**Data to examine**.
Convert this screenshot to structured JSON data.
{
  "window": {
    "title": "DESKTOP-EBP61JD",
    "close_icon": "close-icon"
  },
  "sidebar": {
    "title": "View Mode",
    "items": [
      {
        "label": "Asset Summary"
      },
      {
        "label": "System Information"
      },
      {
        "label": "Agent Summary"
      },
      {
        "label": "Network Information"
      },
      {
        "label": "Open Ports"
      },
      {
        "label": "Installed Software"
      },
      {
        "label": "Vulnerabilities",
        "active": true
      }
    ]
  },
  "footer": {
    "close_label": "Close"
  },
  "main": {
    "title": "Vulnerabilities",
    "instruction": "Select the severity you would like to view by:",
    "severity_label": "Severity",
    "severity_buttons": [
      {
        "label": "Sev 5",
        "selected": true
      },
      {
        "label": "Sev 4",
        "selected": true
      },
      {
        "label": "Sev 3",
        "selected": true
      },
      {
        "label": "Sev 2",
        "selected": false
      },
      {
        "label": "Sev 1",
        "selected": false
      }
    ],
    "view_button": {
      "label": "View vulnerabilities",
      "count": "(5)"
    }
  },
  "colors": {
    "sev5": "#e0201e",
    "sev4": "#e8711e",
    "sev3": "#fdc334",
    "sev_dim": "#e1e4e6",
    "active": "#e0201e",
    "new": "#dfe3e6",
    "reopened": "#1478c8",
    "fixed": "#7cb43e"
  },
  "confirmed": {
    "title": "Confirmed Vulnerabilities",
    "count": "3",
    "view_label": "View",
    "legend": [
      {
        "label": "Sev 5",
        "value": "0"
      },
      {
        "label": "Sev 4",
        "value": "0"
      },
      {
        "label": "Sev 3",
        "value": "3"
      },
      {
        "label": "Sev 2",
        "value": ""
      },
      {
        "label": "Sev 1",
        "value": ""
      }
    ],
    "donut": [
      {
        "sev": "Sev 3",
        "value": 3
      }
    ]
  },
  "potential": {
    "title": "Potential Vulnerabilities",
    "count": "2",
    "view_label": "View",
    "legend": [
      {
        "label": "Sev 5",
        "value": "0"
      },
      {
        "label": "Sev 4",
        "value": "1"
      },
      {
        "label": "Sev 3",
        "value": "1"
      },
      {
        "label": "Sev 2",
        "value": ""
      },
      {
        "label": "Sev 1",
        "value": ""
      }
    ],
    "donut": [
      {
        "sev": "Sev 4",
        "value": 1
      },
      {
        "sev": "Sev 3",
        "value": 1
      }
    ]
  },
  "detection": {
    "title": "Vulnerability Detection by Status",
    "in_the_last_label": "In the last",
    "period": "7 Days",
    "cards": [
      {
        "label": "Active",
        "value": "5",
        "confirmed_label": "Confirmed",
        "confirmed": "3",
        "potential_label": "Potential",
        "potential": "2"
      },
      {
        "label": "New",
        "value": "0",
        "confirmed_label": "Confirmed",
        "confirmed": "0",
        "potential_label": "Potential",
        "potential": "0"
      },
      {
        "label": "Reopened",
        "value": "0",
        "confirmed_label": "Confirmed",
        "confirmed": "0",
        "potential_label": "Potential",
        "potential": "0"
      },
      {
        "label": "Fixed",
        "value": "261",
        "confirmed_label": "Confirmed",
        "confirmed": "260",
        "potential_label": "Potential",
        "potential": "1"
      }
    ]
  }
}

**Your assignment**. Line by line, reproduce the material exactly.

**Answer box**.
Convert this screenshot to structured JSON data.
{
  "window": {
    "title": "DESKTOP-EBP61JD",
    "close_icon": "close-icon"
  },
  "sidebar": {
    "title": "View Mode",
    "items": [
      {
        "label": "Asset Summary"
      },
      {
        "label": "System Information"
      },
      {
        "label": "Agent Summary"
      },
      {
        "label": "Network Information"
      },
      {
        "label": "Open Ports"
      },
      {
        "label": "Installed Software"
      },
      {
        "label": "Vulnerabilities",
        "active": true
      }
    ]
  },
  "footer": {
    "close_label": "Close"
  },
  "main": {
    "title": "Vulnerabilities",
    "instruction": "Select the severity you would like to view by:",
    "severity_label": "Severity",
    "severity_buttons": [
      {
        "label": "Sev 5",
        "selected": true
      },
      {
        "label": "Sev 4",
        "selected": true
      },
      {
        "label": "Sev 3",
        "selected": true
      },
      {
        "label": "Sev 2",
        "selected": false
      },
      {
        "label": "Sev 1",
        "selected": false
      }
    ],
    "view_button": {
      "label": "View vulnerabilities",
      "count": "(5)"
    }
  },
  "colors": {
    "sev5": "#e0201e",
    "sev4": "#e8711e",
    "sev3": "#fdc334",
    "sev_dim": "#e1e4e6",
    "active": "#e0201e",
    "new": "#dfe3e6",
    "reopened": "#1478c8",
    "fixed": "#7cb43e"
  },
  "confirmed": {
    "title": "Confirmed Vulnerabilities",
    "count": "3",
    "view_label": "View",
    "legend": [
      {
        "label": "Sev 5",
        "value": "0"
      },
      {
        "label": "Sev 4",
        "value": "0"
      },
      {
        "label": "Sev 3",
        "value": "3"
      },
      {
        "label": "Sev 2",
        "value": ""
      },
      {
        "label": "Sev 1",
        "value": ""
      }
    ],
    "donut": [
      {
        "sev": "Sev 3",
        "value": 3
      }
    ]
  },
  "potential": {
    "title": "Potential Vulnerabilities",
    "count": "2",
    "view_label": "View",
    "legend": [
      {
        "label": "Sev 5",
        "value": "0"
      },
      {
        "label": "Sev 4",
        "value": "1"
      },
      {
        "label": "Sev 3",
        "value": "1"
      },
      {
        "label": "Sev 2",
        "value": ""
      },
      {
        "label": "Sev 1",
        "value": ""
      }
    ],
    "donut": [
      {
        "sev": "Sev 4",
        "value": 1
      },
      {
        "sev": "Sev 3",
        "value": 1
      }
    ]
  },
  "detection": {
    "title": "Vulnerability Detection by Status",
    "in_the_last_label": "In the last",
    "period": "7 Days",
    "cards": [
      {
        "label": "Active",
        "value": "5",
        "confirmed_label": "Confirmed",
        "confirmed": "3",
        "potential_label": "Potential",
        "potential": "2"
      },
      {
        "label": "New",
        "value": "0",
        "confirmed_label": "Confirmed",
        "confirmed": "0",
        "potential_label": "Potential",
        "potential": "0"
      },
      {
        "label": "Reopened",
        "value": "0",
        "confirmed_label": "Confirmed",
        "confirmed": "0",
        "potential_label": "Potential",
        "potential": "0"
      },
      {
        "label": "Fixed",
        "value": "261",
        "confirmed_label": "Confirmed",
        "confirmed": "260",
        "potential_label": "Potential",
        "potential": "1"
      }
    ]
  }
}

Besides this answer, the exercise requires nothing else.